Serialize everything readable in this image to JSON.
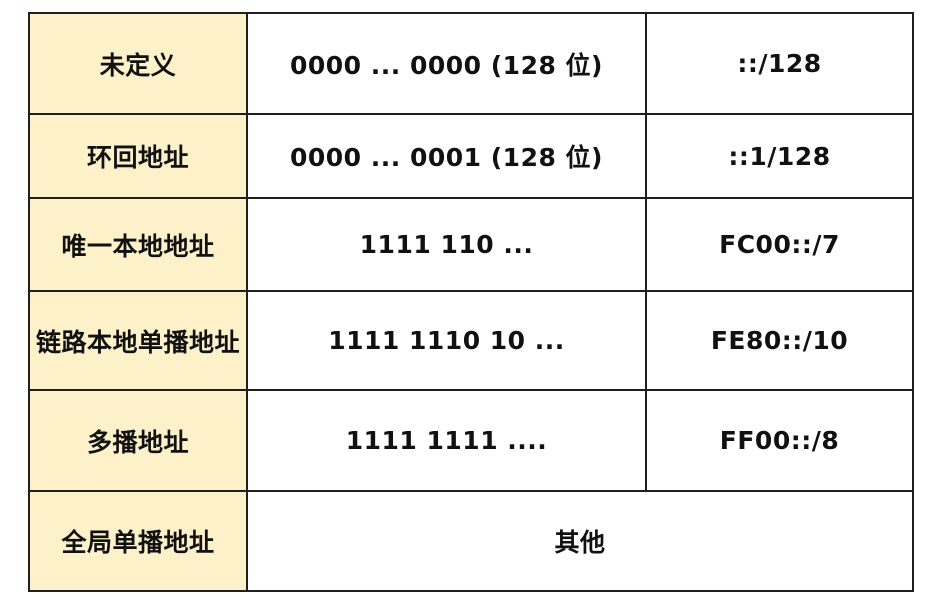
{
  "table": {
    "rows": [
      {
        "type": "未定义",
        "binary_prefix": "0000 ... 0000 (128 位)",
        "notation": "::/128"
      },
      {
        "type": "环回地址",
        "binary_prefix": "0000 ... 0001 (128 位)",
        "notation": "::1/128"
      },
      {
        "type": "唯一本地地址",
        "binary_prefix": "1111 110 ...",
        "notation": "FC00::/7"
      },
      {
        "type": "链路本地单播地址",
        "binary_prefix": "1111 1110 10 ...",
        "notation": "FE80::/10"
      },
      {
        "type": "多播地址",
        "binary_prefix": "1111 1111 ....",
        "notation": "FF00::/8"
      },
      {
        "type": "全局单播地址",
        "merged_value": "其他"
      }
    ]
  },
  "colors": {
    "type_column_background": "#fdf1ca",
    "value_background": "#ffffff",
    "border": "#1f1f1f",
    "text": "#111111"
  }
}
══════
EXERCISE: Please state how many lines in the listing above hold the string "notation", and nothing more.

RESPONSE: 5